Kerri is one of the new members in the CGC Alto section. Here, she tells the story of her first CGC concert!
March 24th 2019 – Concert day!
It was the thought of singing in the Mozart Requiem that helped me overcome my initial trepidations and venture along to CGC’s open rehearsals back in January. Now, one audition, several Tuesday night rehearsals, and a serious amount of neighbourly tolerance later, here we were.
Arriving for the rehearsal, my nerves settled as we found our places and listened to the orchestra rehearse Schubert’s Rosamunde Overture – I had never performed with a professional orchestra before and it was clear that we were in very safe, very musical hands.
Next up, our turn with the Bruckner Te Deum. I love Bruckner’s rich textures and modulations, but was grateful for a straightforward unison C major entry to get us going. The sopranos managed well with the unenviable task of sustaining fortissimo high As while leaving something in the tank for the concert. Adding the orchestra transformed the sound into a new array of colours, and with four talented young soloists added to the mix, it seemed that everything had come together.

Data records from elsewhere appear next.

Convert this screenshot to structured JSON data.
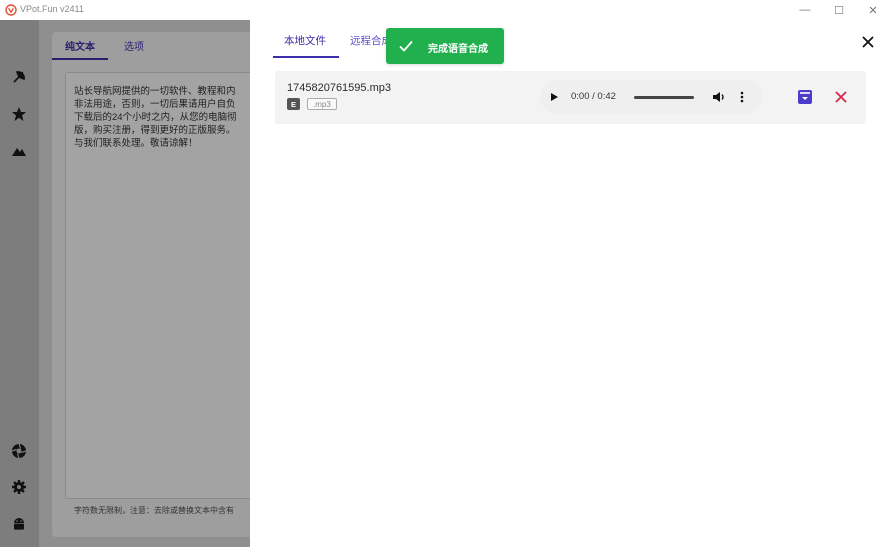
{
  "window": {
    "title": "VPot.Fun v2411",
    "minimize": "—",
    "maximize": "☐",
    "close": "✕"
  },
  "background": {
    "tabs": [
      "纯文本",
      "选项"
    ],
    "text_lines": "站长导航网提供的一切软件、教程和内\n非法用途，否则，一切后果请用户自负\n下载后的24个小时之内，从您的电脑彻\n版，购买注册，得到更好的正版服务。\n与我们联系处理。敬请谅解！",
    "hint": "字符数无限制，注意：去除或替换文本中含有"
  },
  "drawer": {
    "tabs": [
      "本地文件",
      "远程合成"
    ],
    "active_tab": 0,
    "toast": "完成语音合成",
    "files": [
      {
        "name": "1745820761595.mp3",
        "badge": "E",
        "ext": ".mp3",
        "time": "0:00 / 0:42",
        "progress": 0.0
      }
    ]
  },
  "icons": {
    "rail": [
      "satellite-icon",
      "star-icon",
      "mountain-icon",
      "aperture-icon",
      "settings-icon",
      "android-icon"
    ],
    "toast": "check-icon",
    "play": "play-icon",
    "volume": "volume-icon",
    "more": "more-vertical-icon",
    "save": "archive-icon",
    "remove": "close-icon"
  },
  "colors": {
    "accent": "#3b2ea8",
    "toast_bg": "#22b04f",
    "remove": "#d9264a",
    "save": "#4b3cc9"
  }
}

After doing a recording for some promotional videos, there was time for a bit of a break and a mass outing to Tinderbox. A now highly caffeine-charged alto section was dressed in their fetching (ahem) purple blouses and raring to go!

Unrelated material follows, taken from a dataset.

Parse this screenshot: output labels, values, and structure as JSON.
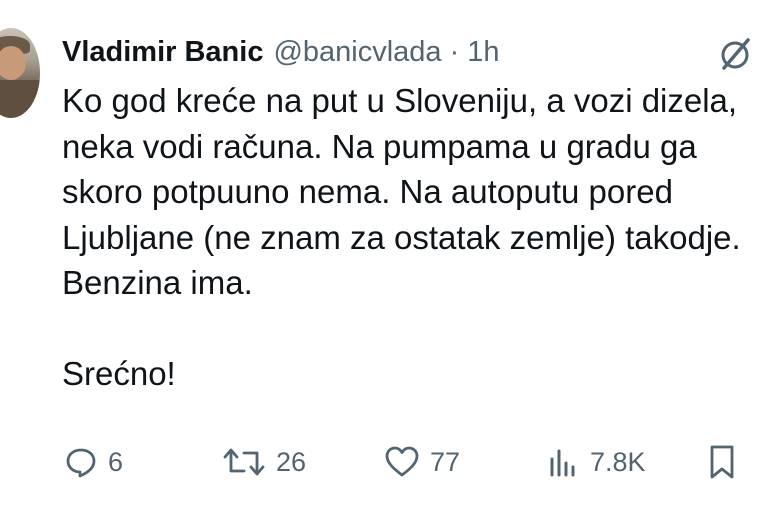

We took our places and watched as the last of the audience filed in. It was amazing to see such a crowd and know that the choir’s hard work to advertise the concert had paid off. Not only that, but we could see some of the Glasgow school pupils who’d been invited to attend – for many, their first ever live classical concert! It was all the more reason to try to make the performance as special as possible…

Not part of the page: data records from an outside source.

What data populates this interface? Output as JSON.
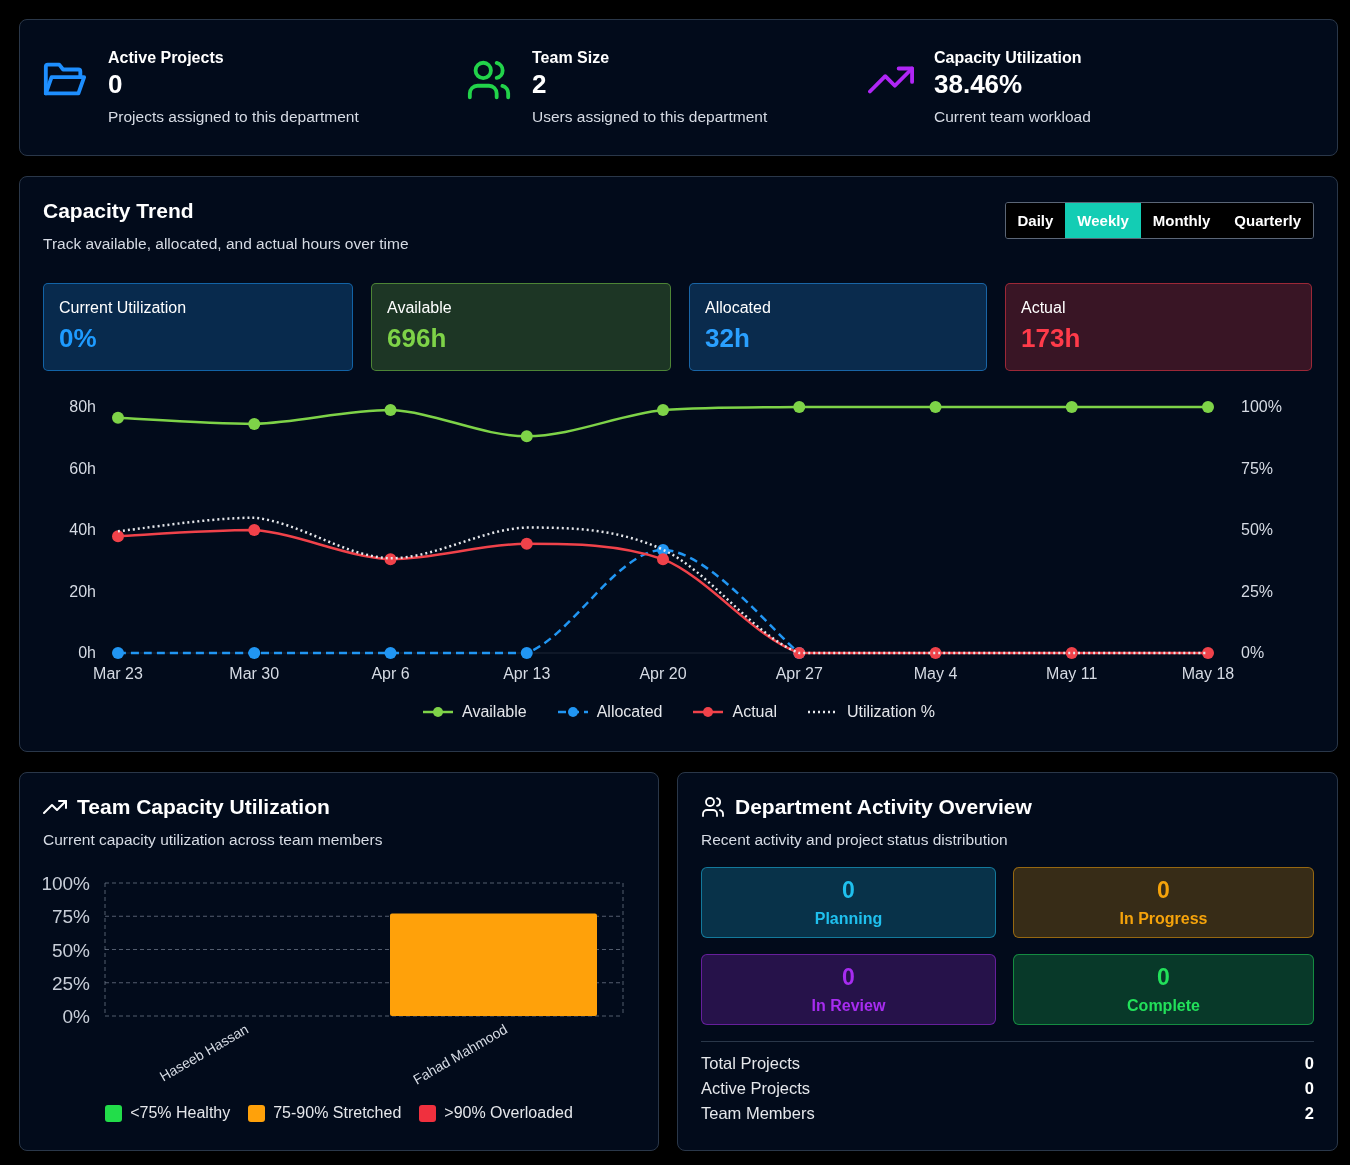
{
  "stats": [
    {
      "kind": "folder",
      "color": "#1e8fff",
      "label": "Active Projects",
      "value": "0",
      "caption": "Projects assigned to this department"
    },
    {
      "kind": "users",
      "color": "#22d34a",
      "label": "Team Size",
      "value": "2",
      "caption": "Users assigned to this department"
    },
    {
      "kind": "trend",
      "color": "#b026f5",
      "label": "Capacity Utilization",
      "value": "38.46%",
      "caption": "Current team workload"
    }
  ],
  "trend": {
    "title": "Capacity Trend",
    "subtitle": "Track available, allocated, and actual hours over time",
    "periods": [
      {
        "label": "Daily",
        "selected": false
      },
      {
        "label": "Weekly",
        "selected": true
      },
      {
        "label": "Monthly",
        "selected": false
      },
      {
        "label": "Quarterly",
        "selected": false
      }
    ],
    "metrics": [
      {
        "label": "Current Utilization",
        "value": "0%",
        "color": "#1e9bff"
      },
      {
        "label": "Available",
        "value": "696h",
        "color": "#7ed348"
      },
      {
        "label": "Allocated",
        "value": "32h",
        "color": "#2aa0ff"
      },
      {
        "label": "Actual",
        "value": "173h",
        "color": "#ff3b4a"
      }
    ],
    "chart_data": {
      "type": "line",
      "categories": [
        "Mar 23",
        "Mar 30",
        "Apr 6",
        "Apr 13",
        "Apr 20",
        "Apr 27",
        "May 4",
        "May 11",
        "May 18"
      ],
      "ylim": [
        0,
        80
      ],
      "yticks": [
        {
          "value": 0,
          "label": "0h"
        },
        {
          "value": 20,
          "label": "20h"
        },
        {
          "value": 40,
          "label": "40h"
        },
        {
          "value": 60,
          "label": "60h"
        },
        {
          "value": 80,
          "label": "80h"
        }
      ],
      "y2lim": [
        0,
        100
      ],
      "y2ticks": [
        {
          "value": 0,
          "label": "0%"
        },
        {
          "value": 25,
          "label": "25%"
        },
        {
          "value": 50,
          "label": "50%"
        },
        {
          "value": 75,
          "label": "75%"
        },
        {
          "value": 100,
          "label": "100%"
        }
      ],
      "series": [
        {
          "name": "Available",
          "color": "#7ed348",
          "line_style": "solid",
          "marker": "circle",
          "values": [
            76.5,
            74.5,
            79,
            70.5,
            79,
            80,
            80,
            80,
            80
          ]
        },
        {
          "name": "Allocated",
          "color": "#2196f3",
          "line_style": "dashed",
          "marker": "circle",
          "values": [
            0,
            0,
            0,
            0,
            33.5,
            0,
            null,
            null,
            null
          ]
        },
        {
          "name": "Actual",
          "color": "#f0424a",
          "line_style": "solid",
          "marker": "circle",
          "values": [
            38,
            40,
            30.5,
            35.5,
            30.5,
            0,
            0,
            0,
            0
          ]
        },
        {
          "name": "Utilization %",
          "color": "#e5e7eb",
          "line_style": "dotted",
          "marker": "none",
          "axis": "y2",
          "values": [
            49.5,
            55,
            38.5,
            51,
            42,
            0,
            0,
            0,
            0
          ]
        }
      ],
      "legend": true
    }
  },
  "team_utilization": {
    "title": "Team Capacity Utilization",
    "subtitle": "Current capacity utilization across team members",
    "chart_data": {
      "type": "bar",
      "categories": [
        "Haseeb Hassan",
        "Fahad Mahmood"
      ],
      "series": [
        {
          "color": "#ffa10a",
          "values": [
            0,
            77
          ]
        }
      ],
      "ylim": [
        0,
        100
      ],
      "grid": true,
      "yticks": [
        {
          "value": 0,
          "label": "0%"
        },
        {
          "value": 25,
          "label": "25%"
        },
        {
          "value": 50,
          "label": "50%"
        },
        {
          "value": 75,
          "label": "75%"
        },
        {
          "value": 100,
          "label": "100%"
        }
      ]
    },
    "legend": [
      {
        "label": "<75% Healthy",
        "color": "#22dd4a"
      },
      {
        "label": "75-90% Stretched",
        "color": "#ffa10a"
      },
      {
        "label": ">90% Overloaded",
        "color": "#f0303e"
      }
    ]
  },
  "activity": {
    "title": "Department Activity Overview",
    "subtitle": "Recent activity and project status distribution",
    "statuses": [
      {
        "count": "0",
        "label": "Planning",
        "color": "#1fc0ee"
      },
      {
        "count": "0",
        "label": "In Progress",
        "color": "#f5a30b"
      },
      {
        "count": "0",
        "label": "In Review",
        "color": "#a72cf0"
      },
      {
        "count": "0",
        "label": "Complete",
        "color": "#22e05a"
      }
    ],
    "summary": [
      {
        "label": "Total Projects",
        "value": "0"
      },
      {
        "label": "Active Projects",
        "value": "0"
      },
      {
        "label": "Team Members",
        "value": "2"
      }
    ]
  }
}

The first half passed so quickly! The Bruckner went really well – I was so pleased for everyone that all the hard work had paid off. Then, for my highlight: the Mozart Requiem. After some beautiful bassoon-playing in the opening, the rest of the piece passed in steady concentration, trying to apply everything from the rehearsals: diction (“Hu – ic – errr – go – parrr – ce, De – us”), dynamics, semiquaver runs – while at the same time reminding myself to soak up the experience.
All too soon, the final chord resounded and it was great to get such a positive reaction from the audience: from their applause, it sounded as though they had enjoyed the performance as much as I did. The evening had set a very high benchmark for future CGC concerts!
Looking ahead though, the next concert in June features the Duruflé Requiem – one of my favourite pieces written in the last 100 years – so looking forward to that already…